- _Dataset rows for apps and sites_:
== Segment start ==
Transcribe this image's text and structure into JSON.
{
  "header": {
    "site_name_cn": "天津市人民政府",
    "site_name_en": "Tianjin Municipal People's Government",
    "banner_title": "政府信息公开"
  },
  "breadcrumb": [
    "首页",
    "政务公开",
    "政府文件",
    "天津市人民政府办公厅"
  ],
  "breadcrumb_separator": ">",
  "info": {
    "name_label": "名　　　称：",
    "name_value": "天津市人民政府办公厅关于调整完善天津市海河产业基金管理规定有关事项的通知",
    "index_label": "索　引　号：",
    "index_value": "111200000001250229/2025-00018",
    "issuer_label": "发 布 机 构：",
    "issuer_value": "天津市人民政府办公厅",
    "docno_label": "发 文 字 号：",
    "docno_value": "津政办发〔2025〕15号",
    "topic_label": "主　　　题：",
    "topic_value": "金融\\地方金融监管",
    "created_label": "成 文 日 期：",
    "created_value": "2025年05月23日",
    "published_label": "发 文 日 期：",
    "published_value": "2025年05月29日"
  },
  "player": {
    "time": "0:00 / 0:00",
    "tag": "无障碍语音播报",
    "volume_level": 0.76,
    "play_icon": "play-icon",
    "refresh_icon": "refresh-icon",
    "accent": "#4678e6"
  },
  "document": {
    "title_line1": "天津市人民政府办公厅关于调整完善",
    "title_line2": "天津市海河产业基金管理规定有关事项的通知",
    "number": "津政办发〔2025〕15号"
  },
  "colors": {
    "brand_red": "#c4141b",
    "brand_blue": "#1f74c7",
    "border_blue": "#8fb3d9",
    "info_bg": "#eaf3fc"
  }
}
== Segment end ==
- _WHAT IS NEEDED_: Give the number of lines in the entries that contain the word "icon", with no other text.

- _EXPECTED ANSWER_: 2